Task objective: Reproduce the listing below exactly, minus its pictures.

Given data:
==============================

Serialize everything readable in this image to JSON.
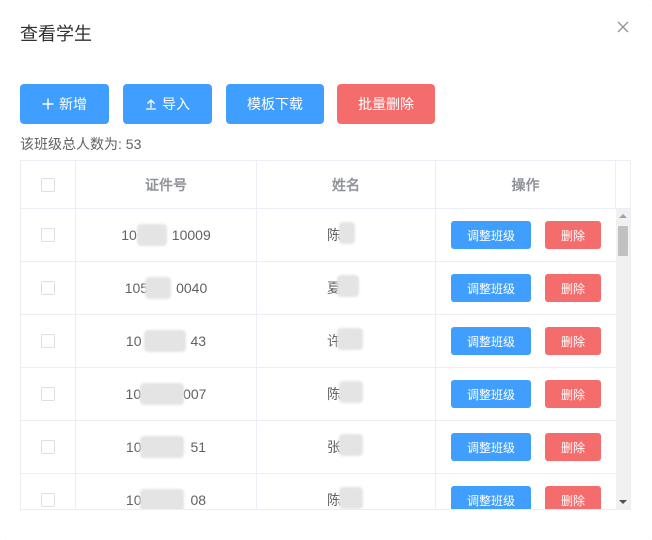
{
  "dialog": {
    "title": "查看学生"
  },
  "toolbar": {
    "add_label": "新增",
    "import_label": "导入",
    "template_label": "模板下载",
    "batch_delete_label": "批量删除"
  },
  "summary": {
    "total_text": "该班级总人数为: 53"
  },
  "table": {
    "headers": {
      "id": "证件号",
      "name": "姓名",
      "action": "操作"
    },
    "rows": [
      {
        "id": "10     10009",
        "name": "陈",
        "adjust": "调整班级",
        "delete": "删除"
      },
      {
        "id": "105    0040",
        "name": "夏",
        "adjust": "调整班级",
        "delete": "删除"
      },
      {
        "id": "10       43",
        "name": "许",
        "adjust": "调整班级",
        "delete": "删除"
      },
      {
        "id": "10      007",
        "name": "陈",
        "adjust": "调整班级",
        "delete": "删除"
      },
      {
        "id": "10       51",
        "name": "张",
        "adjust": "调整班级",
        "delete": "删除"
      },
      {
        "id": "10       08",
        "name": "陈",
        "adjust": "调整班级",
        "delete": "删除"
      }
    ]
  },
  "colors": {
    "primary": "#409eff",
    "danger": "#f56c6c",
    "border": "#ebeef5",
    "header_text": "#909399",
    "body_text": "#606266"
  },
  "icons": {
    "close": "close-icon",
    "add": "plus-icon",
    "import": "upload-icon"
  }
}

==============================

Reply:
Serialize everything readable in this image to JSON.
{
  "dialog": {
    "title": "查看学生"
  },
  "toolbar": {
    "add_label": "新增",
    "import_label": "导入",
    "template_label": "模板下载",
    "batch_delete_label": "批量删除"
  },
  "summary": {
    "total_text": "该班级总人数为: 53"
  },
  "table": {
    "headers": {
      "id": "证件号",
      "name": "姓名",
      "action": "操作"
    },
    "rows": [
      {
        "id": "10     10009",
        "name": "陈",
        "adjust": "调整班级",
        "delete": "删除"
      },
      {
        "id": "105    0040",
        "name": "夏",
        "adjust": "调整班级",
        "delete": "删除"
      },
      {
        "id": "10       43",
        "name": "许",
        "adjust": "调整班级",
        "delete": "删除"
      },
      {
        "id": "10      007",
        "name": "陈",
        "adjust": "调整班级",
        "delete": "删除"
      },
      {
        "id": "10       51",
        "name": "张",
        "adjust": "调整班级",
        "delete": "删除"
      },
      {
        "id": "10       08",
        "name": "陈",
        "adjust": "调整班级",
        "delete": "删除"
      }
    ]
  },
  "colors": {
    "primary": "#409eff",
    "danger": "#f56c6c",
    "border": "#ebeef5",
    "header_text": "#909399",
    "body_text": "#606266"
  },
  "icons": {
    "close": "close-icon",
    "add": "plus-icon",
    "import": "upload-icon"
  }
}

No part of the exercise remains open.